Forests and the forestry sector
The forestry sector plays a major economic, social and cultural role in the country. Forests and wooded formations cover about 7.1 million hectares (25.9 percent of the country¿s total land area), located mainly in two national parks on the frontier with Benin and Togo. This figure includes 67 000 ha of planted forests. Natural forests (gallery forests, open forests, shrub savannah, striped thickets) are divided into reserved forests (25 percent) and non-reserved forests (75 percent). Reserved forests encompass national parks (10 percent), wildlife reserves (67 percent) and reserved forests proper (23 percent). There is an annual deforestation of 15 000 ha (0.2 percent). Plant formations, including burned-off areas and bush fallow, cover 254 100 km2 (92 percent of the country¿s total land area).
Multipurpose species widespread in the country are the locust bean (Parkia biblobosa) and baobab (Adansonia digitata). Shea (Vitellaria paradoxa) has always been carefully tended, and today the centre of the country is green and wooded, resembling one huge shea orchard.
Community forestry is well developed in Burkina Faso.

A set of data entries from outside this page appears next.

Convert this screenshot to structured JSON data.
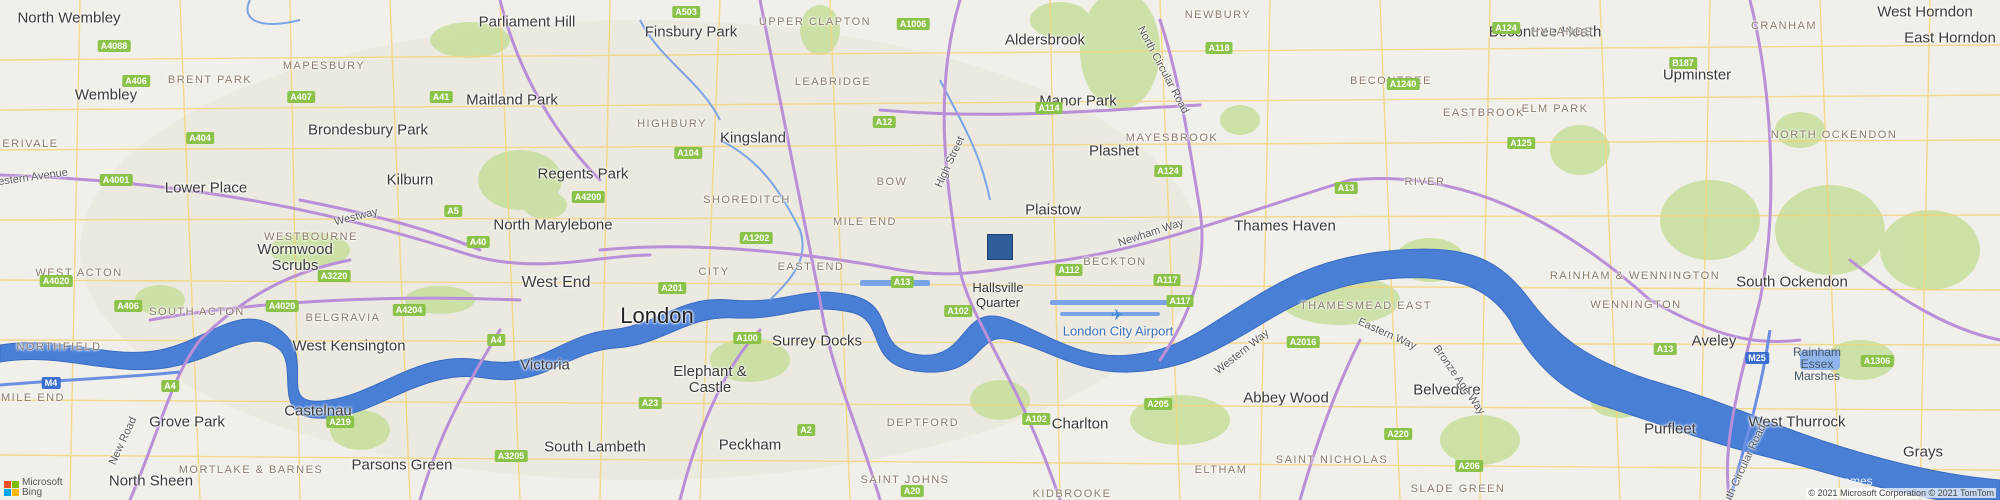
{
  "map": {
    "center_marker": {
      "label_line1": "Hallsville",
      "label_line2": "Quarter"
    },
    "airport": {
      "name": "London City Airport",
      "icon": "airplane-icon"
    },
    "places": [
      {
        "name": "North Wembley",
        "kind": "place"
      },
      {
        "name": "Wembley",
        "kind": "place"
      },
      {
        "name": "Parliament Hill",
        "kind": "place"
      },
      {
        "name": "Finsbury Park",
        "kind": "place"
      },
      {
        "name": "Aldersbrook",
        "kind": "place"
      },
      {
        "name": "Becontree Heath",
        "kind": "place"
      },
      {
        "name": "West Horndon",
        "kind": "place"
      },
      {
        "name": "East Horndon",
        "kind": "place"
      },
      {
        "name": "Maitland Park",
        "kind": "place"
      },
      {
        "name": "Manor Park",
        "kind": "place"
      },
      {
        "name": "Upminster",
        "kind": "place"
      },
      {
        "name": "Brondesbury Park",
        "kind": "place"
      },
      {
        "name": "Kingsland",
        "kind": "place"
      },
      {
        "name": "Plashet",
        "kind": "place"
      },
      {
        "name": "Kilburn",
        "kind": "place"
      },
      {
        "name": "Regents Park",
        "kind": "place"
      },
      {
        "name": "Lower Place",
        "kind": "place"
      },
      {
        "name": "Plaistow",
        "kind": "place"
      },
      {
        "name": "North Marylebone",
        "kind": "place"
      },
      {
        "name": "Thames Haven",
        "kind": "place"
      },
      {
        "name": "Wormwood Scrubs",
        "kind": "place"
      },
      {
        "name": "West End",
        "kind": "mid"
      },
      {
        "name": "London",
        "kind": "big"
      },
      {
        "name": "South Ockendon",
        "kind": "place"
      },
      {
        "name": "West Kensington",
        "kind": "place"
      },
      {
        "name": "Surrey Docks",
        "kind": "place"
      },
      {
        "name": "Aveley",
        "kind": "place"
      },
      {
        "name": "Victoria",
        "kind": "place"
      },
      {
        "name": "Elephant & Castle",
        "kind": "place"
      },
      {
        "name": "Abbey Wood",
        "kind": "place"
      },
      {
        "name": "Belvedere",
        "kind": "place"
      },
      {
        "name": "Castelnau",
        "kind": "place"
      },
      {
        "name": "Grove Park",
        "kind": "place"
      },
      {
        "name": "Charlton",
        "kind": "place"
      },
      {
        "name": "Purfleet",
        "kind": "place"
      },
      {
        "name": "West Thurrock",
        "kind": "place"
      },
      {
        "name": "Parsons Green",
        "kind": "place"
      },
      {
        "name": "South Lambeth",
        "kind": "place"
      },
      {
        "name": "Peckham",
        "kind": "place"
      },
      {
        "name": "North Sheen",
        "kind": "place"
      },
      {
        "name": "Grays",
        "kind": "place"
      }
    ],
    "districts": [
      "MAPESBURY",
      "BRENT PARK",
      "HIGHBURY",
      "LEABRIDGE",
      "UPPER CLAPTON",
      "NEWBURY",
      "HYLANDS",
      "CRANHAM",
      "BECONTREE",
      "EASTBROOK",
      "ELM PARK",
      "MAYESBROOK",
      "NORTH OCKENDON",
      "SHOREDITCH",
      "BOW",
      "RIVER",
      "MILE END",
      "WESTBOURNE",
      "CITY",
      "EAST END",
      "BECKTON",
      "WEST ACTON",
      "SOUTH ACTON",
      "BELGRAVIA",
      "THAMESMEAD EAST",
      "RAINHAM & WENNINGTON",
      "WENNINGTON",
      "NORTHFIELD",
      "MILE END",
      "DEPTFORD",
      "SAINT JOHNS",
      "ELTHAM",
      "SAINT NICHOLAS",
      "SLADE GREEN",
      "MORTLAKE & BARNES",
      "KIDBROOKE",
      "PERIVALE"
    ],
    "roads": [
      "A503",
      "A1006",
      "A118",
      "A124",
      "B187",
      "A4088",
      "A406",
      "A407",
      "A41",
      "A12",
      "A114",
      "A1240",
      "A125",
      "A404",
      "A104",
      "A124",
      "A4001",
      "A4200",
      "A5",
      "A13",
      "A1202",
      "A40",
      "A4020",
      "A3220",
      "A201",
      "A13",
      "A112",
      "A117",
      "A406",
      "A4204",
      "A4020",
      "A102",
      "A117",
      "A4",
      "A100",
      "A2016",
      "A1306",
      "M4",
      "A4",
      "A219",
      "A23",
      "A205",
      "A220",
      "A3205",
      "A2",
      "A206",
      "A20",
      "M25",
      "A13",
      "A102"
    ],
    "road_names": [
      "North Circular Road",
      "High Street",
      "Newham Way",
      "Western Way",
      "Eastern Way",
      "Bronze Age Way",
      "Westway",
      "Western Avenue",
      "New Road",
      "South Circular Road"
    ],
    "water": [
      "Rainham Essex Marshes",
      "Thames"
    ],
    "attribution": {
      "logo_line1": "Microsoft",
      "logo_line2": "Bing",
      "copyright": "© 2021 Microsoft Corporation © 2021 TomTom"
    },
    "colors": {
      "land": "#f1efe9",
      "water": "#4a7fd6",
      "park": "#c9dfa0",
      "major_road": "#b98fd8",
      "minor_road": "#f5d87a",
      "marker": "#2e5d9a"
    }
  }
}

The country has been a pioneer in rural forestry, the participatory management of natural forests and small stands, and the management of plant and animal wildlife. The concept of land management has been successfully implemented and has been adopted as the main development strategy for community forestry. However, its adoption in the country still comes up against a number of serious obstacles, such as the lack of security of tenure of both land and resources, weaknesses in land tenure legislation and inadequate agroforestry policies.
In Burkina Faso the rural and urban economies are not yet sufficiently integrated to allow the emergence of a truly modern harvesting sector to supply the towns with fuelwood. The consumption of petroleum products - all of which are imported - is low, and wood provides 91 percent of the total energy consumed. Consumption is particularly high around towns, where accelerating urbanization has led to overexploitation of the closest resources, resulting in a typical ring of desertification. The government has the long-term aim of promoting the use of butane as a domestic fuel and as an alternative to wood, in order to curb deforestation. Despite a reduction in taxes, butane costs twice as much as wood, although its price is lower than that of wood charcoal.
Fuelwood, construction wood, livestock, wildlife, medicines, shea and honey are still the country¿s main forest industries. Fuelwood accounts for 85 percent of the total gross domestic product of all wood products marketed in the country, followed by construction wood (12 percent) and timber (3 percent). The annual consumption of timber is about 25 000 m3, of which 93 percent is imported from neighbouring countries and only 7 percent produced locally.
In 1990 the sector contributed only 5.2 percent to the gross domestic product (a little more than 40 billion CFAF). Its contribution was, however, considerably higher, inasmuch as several economic activities depending on forest harvesting were not taken into account, notably the gathering of fruit, pods, leaves and various parts of trees, the supply of materials needed for traditional medicine and the feeding of livestock.
Last updated: September 2001